YOUR GOAL: A precise reproduction of every record below is needed, minus the pictures.

DATA FOR PROCESSING:
*** Begin section ***

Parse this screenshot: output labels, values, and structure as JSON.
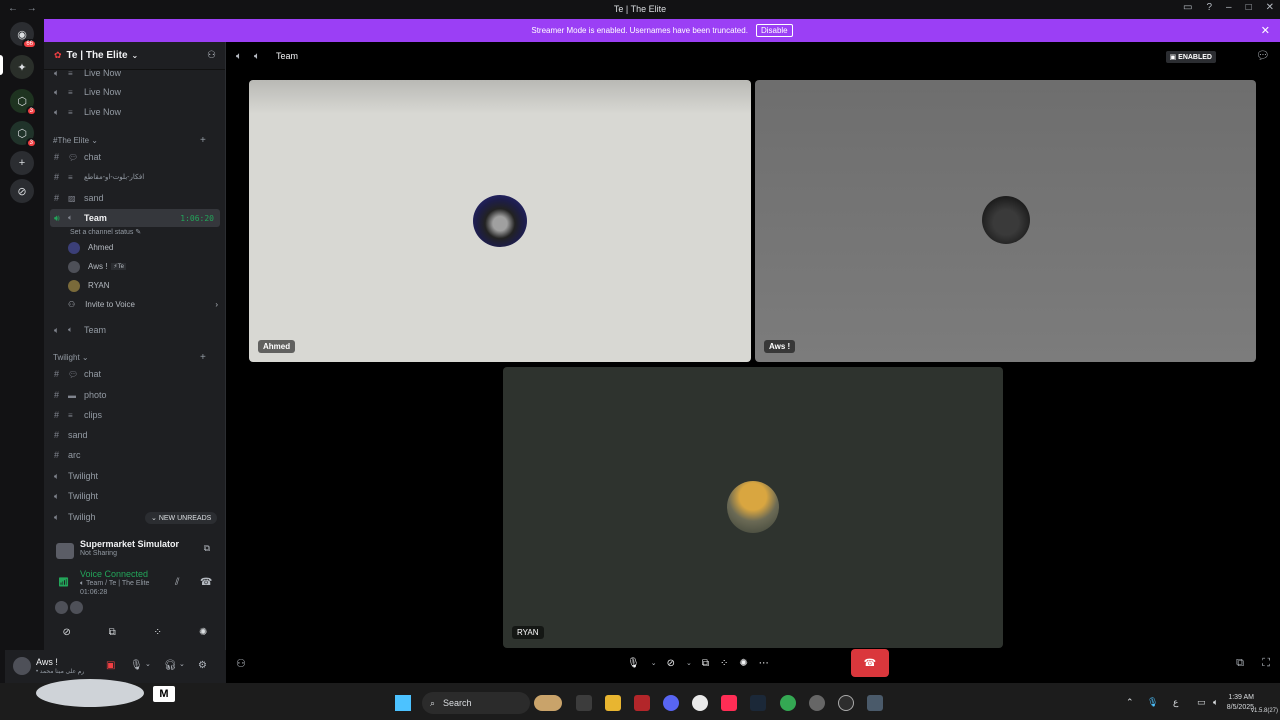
{
  "titlebar": {
    "title": "Te | The Elite",
    "nav_back": "←",
    "nav_forward": "→"
  },
  "banner": {
    "text": "Streamer Mode is enabled. Usernames have been truncated.",
    "button": "Disable"
  },
  "server": {
    "name": "Te | The Elite"
  },
  "rail": {
    "badges": [
      "66",
      "3",
      "3"
    ]
  },
  "sidebar": {
    "top_channels": [
      {
        "label": "Live Now"
      },
      {
        "label": "Live Now"
      },
      {
        "label": "Live Now"
      }
    ],
    "category1": "#The Elite",
    "category1_channels": [
      {
        "label": "chat"
      },
      {
        "label": "افكار-بلوت-او-مقاطع"
      },
      {
        "label": "sand"
      }
    ],
    "active_channel": {
      "label": "Team",
      "time": "1:06:20",
      "status": "Set a channel status"
    },
    "voice_users": [
      "Ahmed",
      "Aws !",
      "RYAN"
    ],
    "voice_user_tag": "Te",
    "invite": "Invite to Voice",
    "second_team": "Team",
    "category2": "Twilight",
    "category2_channels": [
      {
        "label": "chat"
      },
      {
        "label": "photo"
      },
      {
        "label": "clips"
      },
      {
        "label": "sand"
      },
      {
        "label": "arc"
      },
      {
        "label": "Twilight"
      },
      {
        "label": "Twilight"
      },
      {
        "label": "Twiligh"
      }
    ],
    "new_unreads": "NEW UNREADS"
  },
  "activity": {
    "game": "Supermarket Simulator",
    "status": "Not Sharing"
  },
  "voice": {
    "connected": "Voice Connected",
    "location": "Team / Te | The Elite",
    "duration": "01:06:28"
  },
  "user": {
    "name": "Aws !",
    "status": "• رم على مبنا محمد"
  },
  "main": {
    "channel": "Team",
    "enabled_badge": "ENABLED",
    "tiles": [
      {
        "name": "Ahmed",
        "bg": "#d8d8d3"
      },
      {
        "name": "Aws !",
        "bg": "#7c7c7c"
      },
      {
        "name": "RYAN",
        "bg": "#2e332e"
      }
    ]
  },
  "taskbar": {
    "m_label": "M",
    "search": "Search",
    "clock_time": "1:39 AM",
    "clock_date": "8/5/2025",
    "lang": "ع",
    "version": "v1.5.8(27)"
  },
  "colors": {
    "accent": "#9b3ff5",
    "connected": "#23a55a",
    "danger": "#da373c"
  }
}
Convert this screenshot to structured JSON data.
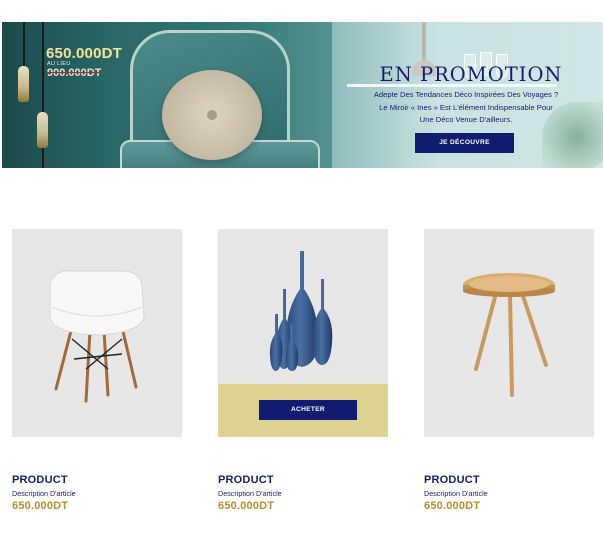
{
  "banner": {
    "price_new": "650.000DT",
    "price_label": "AU LIEU",
    "price_old": "900.000DT",
    "title": "EN PROMOTION",
    "description_lines": [
      "Adepte Des Tendances Déco Inspirées Des Voyages ?",
      "Le Miroir « Ines » Est L'élément Indispensable Pour",
      "Une Déco Venue D'ailleurs."
    ],
    "cta_label": "JE DÉCOUVRE"
  },
  "products": [
    {
      "image": "white-chair",
      "title": "PRODUCT",
      "description": "Description D'article",
      "price": "650.000DT"
    },
    {
      "image": "blue-vases",
      "title": "PRODUCT",
      "description": "Description D'article",
      "price": "650.000DT",
      "action_label": "ACHETER"
    },
    {
      "image": "wooden-stool",
      "title": "PRODUCT",
      "description": "Description D'article",
      "price": "650.000DT"
    }
  ],
  "colors": {
    "navy": "#151c6b",
    "button": "#0f1c6f",
    "gold_price": "#b58d2a",
    "hover_panel": "#ddd28f",
    "card_bg": "#e7e7e7",
    "banner_price": "#f3e39a"
  }
}
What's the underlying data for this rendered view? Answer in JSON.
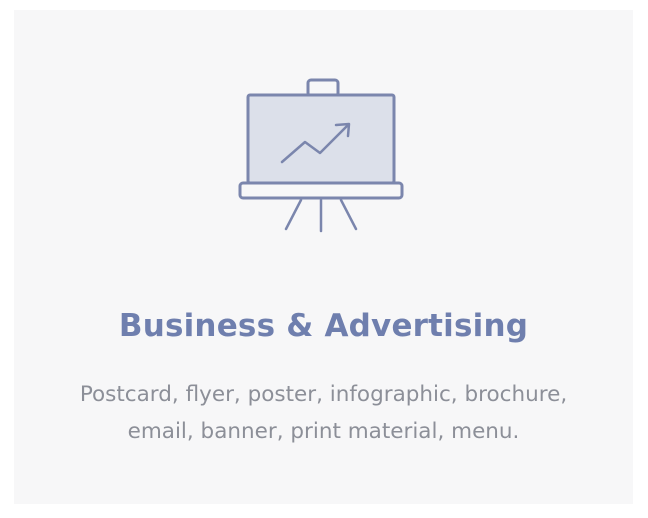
{
  "card": {
    "icon": "presentation-easel-chart-icon",
    "title": "Business & Advertising",
    "description": "Postcard, flyer, poster, infographic, brochure, email, banner, print material, menu."
  },
  "colors": {
    "card_background": "#f7f7f8",
    "title": "#6f7fae",
    "description": "#8c8f98",
    "icon_stroke": "#7b86ad",
    "icon_fill": "#dce0ea"
  }
}
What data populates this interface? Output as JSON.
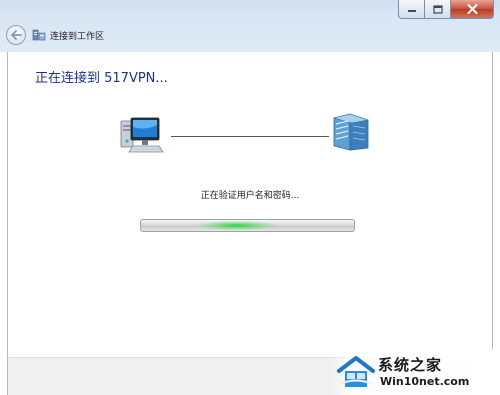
{
  "window": {
    "title": "连接到工作区"
  },
  "main": {
    "heading": "正在连接到 517VPN...",
    "status": "正在验证用户名和密码...",
    "progress_indicator_position": 0.45
  },
  "watermark": {
    "title": "系统之家",
    "site": "Win10net.com"
  },
  "colors": {
    "heading": "#1e3287",
    "progress_glow": "#28d23c",
    "close_button": "#c7503a"
  },
  "icons": {
    "back": "back-arrow-icon",
    "network": "network-folder-icon",
    "computer": "computer-icon",
    "server": "server-icon"
  }
}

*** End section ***

TASK ANSWER:
Parse this screenshot: output labels, values, and structure as JSON.
{
  "titlebar": {
    "title": "Te | The Elite",
    "nav_back": "←",
    "nav_forward": "→"
  },
  "banner": {
    "text": "Streamer Mode is enabled. Usernames have been truncated.",
    "button": "Disable"
  },
  "server": {
    "name": "Te | The Elite"
  },
  "rail": {
    "badges": [
      "66",
      "3",
      "3"
    ]
  },
  "sidebar": {
    "top_channels": [
      {
        "label": "Live Now"
      },
      {
        "label": "Live Now"
      },
      {
        "label": "Live Now"
      }
    ],
    "category1": "#The Elite",
    "category1_channels": [
      {
        "label": "chat"
      },
      {
        "label": "افكار-بلوت-او-مقاطع"
      },
      {
        "label": "sand"
      }
    ],
    "active_channel": {
      "label": "Team",
      "time": "1:06:20",
      "status": "Set a channel status"
    },
    "voice_users": [
      "Ahmed",
      "Aws !",
      "RYAN"
    ],
    "voice_user_tag": "Te",
    "invite": "Invite to Voice",
    "second_team": "Team",
    "category2": "Twilight",
    "category2_channels": [
      {
        "label": "chat"
      },
      {
        "label": "photo"
      },
      {
        "label": "clips"
      },
      {
        "label": "sand"
      },
      {
        "label": "arc"
      },
      {
        "label": "Twilight"
      },
      {
        "label": "Twilight"
      },
      {
        "label": "Twiligh"
      }
    ],
    "new_unreads": "NEW UNREADS"
  },
  "activity": {
    "game": "Supermarket Simulator",
    "status": "Not Sharing"
  },
  "voice": {
    "connected": "Voice Connected",
    "location": "Team / Te | The Elite",
    "duration": "01:06:28"
  },
  "user": {
    "name": "Aws !",
    "status": "• رم على مبنا محمد"
  },
  "main": {
    "channel": "Team",
    "enabled_badge": "ENABLED",
    "tiles": [
      {
        "name": "Ahmed",
        "bg": "#d8d8d3"
      },
      {
        "name": "Aws !",
        "bg": "#7c7c7c"
      },
      {
        "name": "RYAN",
        "bg": "#2e332e"
      }
    ]
  },
  "taskbar": {
    "m_label": "M",
    "search": "Search",
    "clock_time": "1:39 AM",
    "clock_date": "8/5/2025",
    "lang": "ع",
    "version": "v1.5.8(27)"
  },
  "colors": {
    "accent": "#9b3ff5",
    "connected": "#23a55a",
    "danger": "#da373c"
  }
}
Convert this screenshot to structured JSON data.
{
  "banner": {
    "price_new": "650.000DT",
    "price_label": "AU LIEU",
    "price_old": "900.000DT",
    "title": "EN PROMOTION",
    "description_lines": [
      "Adepte Des Tendances Déco Inspirées Des Voyages ?",
      "Le Miroir « Ines » Est L'élément Indispensable Pour",
      "Une Déco Venue D'ailleurs."
    ],
    "cta_label": "JE DÉCOUVRE"
  },
  "products": [
    {
      "image": "white-chair",
      "title": "PRODUCT",
      "description": "Description D'article",
      "price": "650.000DT"
    },
    {
      "image": "blue-vases",
      "title": "PRODUCT",
      "description": "Description D'article",
      "price": "650.000DT",
      "action_label": "ACHETER"
    },
    {
      "image": "wooden-stool",
      "title": "PRODUCT",
      "description": "Description D'article",
      "price": "650.000DT"
    }
  ],
  "colors": {
    "navy": "#151c6b",
    "button": "#0f1c6f",
    "gold_price": "#b58d2a",
    "hover_panel": "#ddd28f",
    "card_bg": "#e7e7e7",
    "banner_price": "#f3e39a"
  }
}
What's the underlying data for this rendered view? Answer in JSON.
{
  "card": {
    "icon": "presentation-easel-chart-icon",
    "title": "Business & Advertising",
    "description": "Postcard, flyer, poster, infographic, brochure, email, banner, print material, menu."
  },
  "colors": {
    "card_background": "#f7f7f8",
    "title": "#6f7fae",
    "description": "#8c8f98",
    "icon_stroke": "#7b86ad",
    "icon_fill": "#dce0ea"
  }
}
What data populates this interface? Output as JSON.
{
  "window": {
    "title": "连接到工作区"
  },
  "main": {
    "heading": "正在连接到 517VPN...",
    "status": "正在验证用户名和密码...",
    "progress_indicator_position": 0.45
  },
  "watermark": {
    "title": "系统之家",
    "site": "Win10net.com"
  },
  "colors": {
    "heading": "#1e3287",
    "progress_glow": "#28d23c",
    "close_button": "#c7503a"
  },
  "icons": {
    "back": "back-arrow-icon",
    "network": "network-folder-icon",
    "computer": "computer-icon",
    "server": "server-icon"
  }
}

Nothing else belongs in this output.